It was very difficult to keep enough fodder for the cattle in the winter. They had not much store of winter food, and they bruised gorse with mallets, in a stone trough, made of rough stones placed on end about a stone lying flat.
I have seen two men bruising gorse for the cattle many a time.
Sometimes, at the end of the winter, the cattle would be so weak that they could not rise up, and they would be covered with clothes to keep them warm.
The Fodder Jury could be summoned by the coroner to look after people who had cattle. If there were more cattle at a man (if a man had more) than he had food for three months for, the jury carried as many of the cattle as he had not food for and brought them to the town, and sold them at the Market Place by auction.

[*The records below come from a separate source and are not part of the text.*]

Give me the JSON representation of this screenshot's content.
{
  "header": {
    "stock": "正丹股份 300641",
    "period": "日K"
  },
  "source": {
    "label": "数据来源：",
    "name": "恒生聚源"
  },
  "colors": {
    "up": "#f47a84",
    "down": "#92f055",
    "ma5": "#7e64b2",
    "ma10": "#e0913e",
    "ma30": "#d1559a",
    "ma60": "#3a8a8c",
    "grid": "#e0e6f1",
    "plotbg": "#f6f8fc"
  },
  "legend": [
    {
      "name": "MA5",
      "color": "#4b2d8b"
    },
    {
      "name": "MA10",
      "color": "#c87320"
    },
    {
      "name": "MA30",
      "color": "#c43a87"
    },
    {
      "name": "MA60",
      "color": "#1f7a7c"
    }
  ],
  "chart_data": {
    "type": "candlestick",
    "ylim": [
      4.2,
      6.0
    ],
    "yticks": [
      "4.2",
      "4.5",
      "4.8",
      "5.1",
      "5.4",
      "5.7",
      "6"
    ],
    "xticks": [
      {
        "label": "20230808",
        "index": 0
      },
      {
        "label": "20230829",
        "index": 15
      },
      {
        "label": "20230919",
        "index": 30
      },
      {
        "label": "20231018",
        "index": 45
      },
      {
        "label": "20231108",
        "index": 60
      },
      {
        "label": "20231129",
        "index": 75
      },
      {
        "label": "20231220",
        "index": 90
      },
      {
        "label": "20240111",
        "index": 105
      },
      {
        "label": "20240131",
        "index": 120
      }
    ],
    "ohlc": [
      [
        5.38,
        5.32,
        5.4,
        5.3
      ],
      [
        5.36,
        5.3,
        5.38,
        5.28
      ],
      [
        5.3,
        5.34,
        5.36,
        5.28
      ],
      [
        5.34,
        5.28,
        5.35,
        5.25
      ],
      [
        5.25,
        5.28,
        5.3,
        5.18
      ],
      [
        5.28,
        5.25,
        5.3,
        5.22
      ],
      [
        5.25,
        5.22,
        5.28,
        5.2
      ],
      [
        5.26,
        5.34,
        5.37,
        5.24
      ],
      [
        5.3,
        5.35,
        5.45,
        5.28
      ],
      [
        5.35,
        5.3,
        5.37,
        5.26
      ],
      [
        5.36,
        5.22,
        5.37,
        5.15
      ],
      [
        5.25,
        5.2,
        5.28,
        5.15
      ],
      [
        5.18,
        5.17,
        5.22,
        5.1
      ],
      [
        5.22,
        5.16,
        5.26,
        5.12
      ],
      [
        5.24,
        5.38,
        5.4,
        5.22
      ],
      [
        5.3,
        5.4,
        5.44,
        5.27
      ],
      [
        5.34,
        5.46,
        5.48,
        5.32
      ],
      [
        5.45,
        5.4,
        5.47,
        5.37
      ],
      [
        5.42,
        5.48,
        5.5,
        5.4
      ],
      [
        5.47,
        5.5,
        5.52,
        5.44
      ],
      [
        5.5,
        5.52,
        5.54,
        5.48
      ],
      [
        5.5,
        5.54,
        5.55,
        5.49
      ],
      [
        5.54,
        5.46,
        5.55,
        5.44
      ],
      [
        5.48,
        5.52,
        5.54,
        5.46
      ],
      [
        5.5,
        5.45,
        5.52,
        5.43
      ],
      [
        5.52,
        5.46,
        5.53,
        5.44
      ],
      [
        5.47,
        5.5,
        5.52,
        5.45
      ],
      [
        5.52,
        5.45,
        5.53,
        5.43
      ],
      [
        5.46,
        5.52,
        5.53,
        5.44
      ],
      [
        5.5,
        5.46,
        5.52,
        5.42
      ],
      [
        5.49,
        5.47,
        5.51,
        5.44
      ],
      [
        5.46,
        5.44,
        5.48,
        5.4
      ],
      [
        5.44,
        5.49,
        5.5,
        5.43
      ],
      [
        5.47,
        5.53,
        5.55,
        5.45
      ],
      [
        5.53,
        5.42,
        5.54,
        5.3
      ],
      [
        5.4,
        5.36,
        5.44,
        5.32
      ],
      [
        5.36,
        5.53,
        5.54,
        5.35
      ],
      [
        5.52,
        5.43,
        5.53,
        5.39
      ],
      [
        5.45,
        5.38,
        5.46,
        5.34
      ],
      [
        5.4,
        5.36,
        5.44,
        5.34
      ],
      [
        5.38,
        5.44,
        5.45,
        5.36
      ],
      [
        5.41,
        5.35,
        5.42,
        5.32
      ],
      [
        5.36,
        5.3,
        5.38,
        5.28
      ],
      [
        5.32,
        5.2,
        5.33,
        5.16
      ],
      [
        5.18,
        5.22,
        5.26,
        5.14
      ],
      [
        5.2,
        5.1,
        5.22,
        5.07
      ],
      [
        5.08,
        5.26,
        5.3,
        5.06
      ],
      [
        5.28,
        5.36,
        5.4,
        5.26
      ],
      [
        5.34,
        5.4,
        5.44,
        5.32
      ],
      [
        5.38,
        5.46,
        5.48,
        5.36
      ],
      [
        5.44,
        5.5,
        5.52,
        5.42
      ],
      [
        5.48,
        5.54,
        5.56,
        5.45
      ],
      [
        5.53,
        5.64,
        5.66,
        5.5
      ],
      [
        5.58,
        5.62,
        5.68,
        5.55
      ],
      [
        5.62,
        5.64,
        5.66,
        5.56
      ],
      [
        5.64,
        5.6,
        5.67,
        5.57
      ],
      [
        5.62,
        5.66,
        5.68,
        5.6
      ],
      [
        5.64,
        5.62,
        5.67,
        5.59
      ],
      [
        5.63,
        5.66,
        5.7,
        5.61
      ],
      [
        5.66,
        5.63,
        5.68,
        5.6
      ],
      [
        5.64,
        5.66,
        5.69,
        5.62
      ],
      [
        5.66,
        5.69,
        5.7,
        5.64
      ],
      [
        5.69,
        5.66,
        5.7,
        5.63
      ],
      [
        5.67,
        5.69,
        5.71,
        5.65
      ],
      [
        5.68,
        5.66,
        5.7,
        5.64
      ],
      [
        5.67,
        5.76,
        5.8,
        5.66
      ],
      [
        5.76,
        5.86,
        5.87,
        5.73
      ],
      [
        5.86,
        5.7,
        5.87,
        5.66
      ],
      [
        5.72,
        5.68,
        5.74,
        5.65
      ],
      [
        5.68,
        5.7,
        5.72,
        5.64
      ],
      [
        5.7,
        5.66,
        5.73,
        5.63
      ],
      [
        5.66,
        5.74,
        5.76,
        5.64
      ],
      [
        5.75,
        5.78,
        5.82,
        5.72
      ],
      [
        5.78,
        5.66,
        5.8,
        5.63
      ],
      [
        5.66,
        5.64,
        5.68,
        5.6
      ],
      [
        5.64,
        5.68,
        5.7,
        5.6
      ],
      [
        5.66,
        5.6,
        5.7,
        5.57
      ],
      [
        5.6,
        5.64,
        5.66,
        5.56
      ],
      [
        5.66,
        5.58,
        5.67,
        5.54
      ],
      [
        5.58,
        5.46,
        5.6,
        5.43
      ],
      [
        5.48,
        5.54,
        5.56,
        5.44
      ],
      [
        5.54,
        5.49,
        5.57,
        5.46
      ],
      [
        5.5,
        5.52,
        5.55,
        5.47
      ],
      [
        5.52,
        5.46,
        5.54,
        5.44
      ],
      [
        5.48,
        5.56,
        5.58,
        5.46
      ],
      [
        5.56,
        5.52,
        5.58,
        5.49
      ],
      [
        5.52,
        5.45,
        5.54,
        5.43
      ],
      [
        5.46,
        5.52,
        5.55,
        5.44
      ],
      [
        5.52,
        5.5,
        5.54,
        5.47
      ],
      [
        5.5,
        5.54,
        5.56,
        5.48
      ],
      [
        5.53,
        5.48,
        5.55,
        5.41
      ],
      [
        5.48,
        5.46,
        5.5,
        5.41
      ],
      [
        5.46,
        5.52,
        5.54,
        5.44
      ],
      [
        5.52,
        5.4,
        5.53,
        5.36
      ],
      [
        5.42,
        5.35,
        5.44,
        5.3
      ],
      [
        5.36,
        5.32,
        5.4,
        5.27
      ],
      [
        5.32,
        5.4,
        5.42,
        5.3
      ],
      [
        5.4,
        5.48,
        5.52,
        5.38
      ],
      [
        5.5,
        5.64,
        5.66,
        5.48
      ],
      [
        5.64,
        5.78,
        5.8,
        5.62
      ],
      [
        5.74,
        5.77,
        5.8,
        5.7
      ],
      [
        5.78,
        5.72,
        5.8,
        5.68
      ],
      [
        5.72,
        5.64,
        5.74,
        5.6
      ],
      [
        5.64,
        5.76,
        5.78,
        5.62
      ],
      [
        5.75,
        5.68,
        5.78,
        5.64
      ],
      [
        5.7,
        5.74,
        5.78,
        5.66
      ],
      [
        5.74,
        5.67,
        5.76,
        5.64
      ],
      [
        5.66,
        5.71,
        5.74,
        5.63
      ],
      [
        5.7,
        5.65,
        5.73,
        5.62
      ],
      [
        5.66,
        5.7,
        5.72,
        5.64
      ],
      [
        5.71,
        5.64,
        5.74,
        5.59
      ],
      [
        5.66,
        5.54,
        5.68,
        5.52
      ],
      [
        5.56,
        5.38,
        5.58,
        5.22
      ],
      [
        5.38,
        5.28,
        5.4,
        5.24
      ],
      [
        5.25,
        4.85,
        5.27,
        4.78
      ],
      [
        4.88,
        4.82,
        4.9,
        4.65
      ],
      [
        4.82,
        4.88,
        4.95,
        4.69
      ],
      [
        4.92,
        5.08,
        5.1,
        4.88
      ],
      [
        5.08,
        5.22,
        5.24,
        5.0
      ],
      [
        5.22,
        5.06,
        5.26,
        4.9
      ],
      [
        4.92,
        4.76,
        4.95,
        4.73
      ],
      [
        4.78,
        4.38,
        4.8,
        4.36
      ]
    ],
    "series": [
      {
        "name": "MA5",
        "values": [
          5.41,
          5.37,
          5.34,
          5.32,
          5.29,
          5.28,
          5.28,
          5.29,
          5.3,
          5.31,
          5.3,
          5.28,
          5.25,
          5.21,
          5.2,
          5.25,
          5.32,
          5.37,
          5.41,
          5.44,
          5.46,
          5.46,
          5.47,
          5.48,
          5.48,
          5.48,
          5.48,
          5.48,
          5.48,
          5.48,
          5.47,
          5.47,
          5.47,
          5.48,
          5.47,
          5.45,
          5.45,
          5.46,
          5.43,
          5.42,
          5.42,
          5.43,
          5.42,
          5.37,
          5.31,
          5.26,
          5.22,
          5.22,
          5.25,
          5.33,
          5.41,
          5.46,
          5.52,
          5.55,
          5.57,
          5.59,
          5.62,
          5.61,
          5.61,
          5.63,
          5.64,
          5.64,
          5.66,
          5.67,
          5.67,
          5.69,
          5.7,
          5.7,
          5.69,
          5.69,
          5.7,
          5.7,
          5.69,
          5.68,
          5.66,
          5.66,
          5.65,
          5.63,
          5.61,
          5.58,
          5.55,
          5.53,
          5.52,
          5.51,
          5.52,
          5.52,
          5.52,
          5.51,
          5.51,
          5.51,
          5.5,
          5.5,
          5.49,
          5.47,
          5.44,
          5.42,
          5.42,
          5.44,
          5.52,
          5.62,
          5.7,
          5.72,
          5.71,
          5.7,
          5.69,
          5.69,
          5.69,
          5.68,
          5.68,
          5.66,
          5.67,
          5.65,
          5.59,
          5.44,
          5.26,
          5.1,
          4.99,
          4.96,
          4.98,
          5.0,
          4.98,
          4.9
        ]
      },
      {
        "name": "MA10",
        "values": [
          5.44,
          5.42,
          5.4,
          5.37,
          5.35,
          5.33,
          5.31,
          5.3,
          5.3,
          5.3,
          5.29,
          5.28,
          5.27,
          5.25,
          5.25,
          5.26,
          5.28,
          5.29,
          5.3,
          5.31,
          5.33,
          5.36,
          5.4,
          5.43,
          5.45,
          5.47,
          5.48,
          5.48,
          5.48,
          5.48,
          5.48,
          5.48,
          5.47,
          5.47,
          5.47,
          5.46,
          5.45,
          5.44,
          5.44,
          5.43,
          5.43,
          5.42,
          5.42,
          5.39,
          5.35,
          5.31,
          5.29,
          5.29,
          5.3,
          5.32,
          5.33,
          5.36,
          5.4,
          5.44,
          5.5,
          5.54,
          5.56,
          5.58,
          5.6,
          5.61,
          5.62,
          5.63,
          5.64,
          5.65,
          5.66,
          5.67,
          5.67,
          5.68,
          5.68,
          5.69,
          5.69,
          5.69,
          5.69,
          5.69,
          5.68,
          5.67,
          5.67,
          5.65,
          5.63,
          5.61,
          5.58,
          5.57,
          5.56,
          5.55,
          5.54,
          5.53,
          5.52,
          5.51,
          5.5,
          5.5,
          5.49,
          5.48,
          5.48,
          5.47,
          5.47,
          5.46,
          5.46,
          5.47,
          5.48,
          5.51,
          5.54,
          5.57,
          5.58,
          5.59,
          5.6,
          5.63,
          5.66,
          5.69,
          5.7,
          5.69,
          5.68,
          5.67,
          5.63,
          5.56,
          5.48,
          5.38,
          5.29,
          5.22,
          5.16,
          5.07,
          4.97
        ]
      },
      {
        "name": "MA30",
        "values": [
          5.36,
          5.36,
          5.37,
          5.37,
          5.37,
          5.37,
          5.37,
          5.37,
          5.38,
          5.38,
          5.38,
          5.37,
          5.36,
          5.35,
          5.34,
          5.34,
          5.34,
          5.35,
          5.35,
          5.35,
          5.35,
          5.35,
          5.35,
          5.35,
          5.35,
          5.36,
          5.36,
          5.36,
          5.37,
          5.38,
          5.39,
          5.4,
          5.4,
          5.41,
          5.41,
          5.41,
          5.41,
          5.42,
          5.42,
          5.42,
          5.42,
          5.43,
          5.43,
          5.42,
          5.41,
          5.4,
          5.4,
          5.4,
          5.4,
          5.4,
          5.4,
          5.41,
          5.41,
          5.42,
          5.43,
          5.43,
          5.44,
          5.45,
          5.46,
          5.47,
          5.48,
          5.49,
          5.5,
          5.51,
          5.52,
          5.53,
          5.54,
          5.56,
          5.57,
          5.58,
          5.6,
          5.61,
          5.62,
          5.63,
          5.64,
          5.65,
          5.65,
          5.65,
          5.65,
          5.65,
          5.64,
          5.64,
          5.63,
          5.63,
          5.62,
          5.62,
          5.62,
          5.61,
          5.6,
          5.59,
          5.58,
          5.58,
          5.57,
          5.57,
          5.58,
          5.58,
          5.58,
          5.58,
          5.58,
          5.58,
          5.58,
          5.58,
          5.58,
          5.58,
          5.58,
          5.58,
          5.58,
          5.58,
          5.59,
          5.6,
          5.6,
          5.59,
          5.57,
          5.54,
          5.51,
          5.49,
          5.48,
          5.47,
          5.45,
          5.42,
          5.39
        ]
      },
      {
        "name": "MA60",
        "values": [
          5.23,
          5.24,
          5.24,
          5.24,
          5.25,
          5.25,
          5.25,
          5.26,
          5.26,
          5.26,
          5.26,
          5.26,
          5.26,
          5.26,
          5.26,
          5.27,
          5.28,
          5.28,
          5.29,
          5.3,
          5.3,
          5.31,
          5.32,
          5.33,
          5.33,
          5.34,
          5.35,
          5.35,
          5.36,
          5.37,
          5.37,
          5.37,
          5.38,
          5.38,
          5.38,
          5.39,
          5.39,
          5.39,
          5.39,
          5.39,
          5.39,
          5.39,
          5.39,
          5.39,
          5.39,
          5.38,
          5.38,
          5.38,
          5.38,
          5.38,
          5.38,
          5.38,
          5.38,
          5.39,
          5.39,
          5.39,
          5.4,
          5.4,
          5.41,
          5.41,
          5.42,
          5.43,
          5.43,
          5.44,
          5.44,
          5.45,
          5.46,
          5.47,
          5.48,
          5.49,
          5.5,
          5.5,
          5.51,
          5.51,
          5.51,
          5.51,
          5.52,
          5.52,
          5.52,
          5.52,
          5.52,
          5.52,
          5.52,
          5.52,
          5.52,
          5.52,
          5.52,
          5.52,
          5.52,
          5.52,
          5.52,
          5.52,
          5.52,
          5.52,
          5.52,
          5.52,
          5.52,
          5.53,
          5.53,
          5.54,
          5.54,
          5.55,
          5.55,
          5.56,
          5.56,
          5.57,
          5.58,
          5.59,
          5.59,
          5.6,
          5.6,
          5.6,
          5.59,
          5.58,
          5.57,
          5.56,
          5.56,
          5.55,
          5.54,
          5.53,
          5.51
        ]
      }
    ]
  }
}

Then they paid for their labour and if they had any money over, they gave it to the man who owned the cattle. The reason of this was to keep them from stealing from their neighbours. Any man could make the coroner summon a Fodder Jury.
(source: Manx Reminiscences by Dr. John Clague (1911); photo)